■ TASK PROMPT:
Copy out all lines from the entries below in which "JSON" occurs.

■ DATA SUPPLIED:
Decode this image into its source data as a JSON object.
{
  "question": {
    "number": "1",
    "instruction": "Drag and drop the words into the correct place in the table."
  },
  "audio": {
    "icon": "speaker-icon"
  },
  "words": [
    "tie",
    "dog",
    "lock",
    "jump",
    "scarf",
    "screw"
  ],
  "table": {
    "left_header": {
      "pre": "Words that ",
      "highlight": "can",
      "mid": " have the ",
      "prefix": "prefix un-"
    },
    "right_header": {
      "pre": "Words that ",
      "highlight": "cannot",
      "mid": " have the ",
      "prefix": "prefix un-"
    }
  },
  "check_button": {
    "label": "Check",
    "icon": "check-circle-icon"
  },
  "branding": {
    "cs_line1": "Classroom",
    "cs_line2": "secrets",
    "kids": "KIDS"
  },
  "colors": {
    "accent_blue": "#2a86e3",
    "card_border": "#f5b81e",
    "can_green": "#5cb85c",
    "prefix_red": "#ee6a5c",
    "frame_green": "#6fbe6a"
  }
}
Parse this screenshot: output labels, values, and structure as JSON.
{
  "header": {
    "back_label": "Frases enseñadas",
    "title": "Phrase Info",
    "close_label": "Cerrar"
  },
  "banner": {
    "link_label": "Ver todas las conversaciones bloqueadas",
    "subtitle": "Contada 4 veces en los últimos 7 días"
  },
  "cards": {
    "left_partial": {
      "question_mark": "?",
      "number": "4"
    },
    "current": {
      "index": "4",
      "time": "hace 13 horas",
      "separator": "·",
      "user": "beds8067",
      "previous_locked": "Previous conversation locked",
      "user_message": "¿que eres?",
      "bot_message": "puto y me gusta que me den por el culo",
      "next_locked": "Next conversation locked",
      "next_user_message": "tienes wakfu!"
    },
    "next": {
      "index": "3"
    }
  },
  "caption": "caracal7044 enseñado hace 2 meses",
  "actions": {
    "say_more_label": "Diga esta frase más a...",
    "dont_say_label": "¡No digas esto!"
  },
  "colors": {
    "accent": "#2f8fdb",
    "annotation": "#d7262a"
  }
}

■ RESPONSE TO THE EXERCISE:
Decode this image into its source data as a JSON object.
Parse this screenshot: output labels, values, and structure as JSON.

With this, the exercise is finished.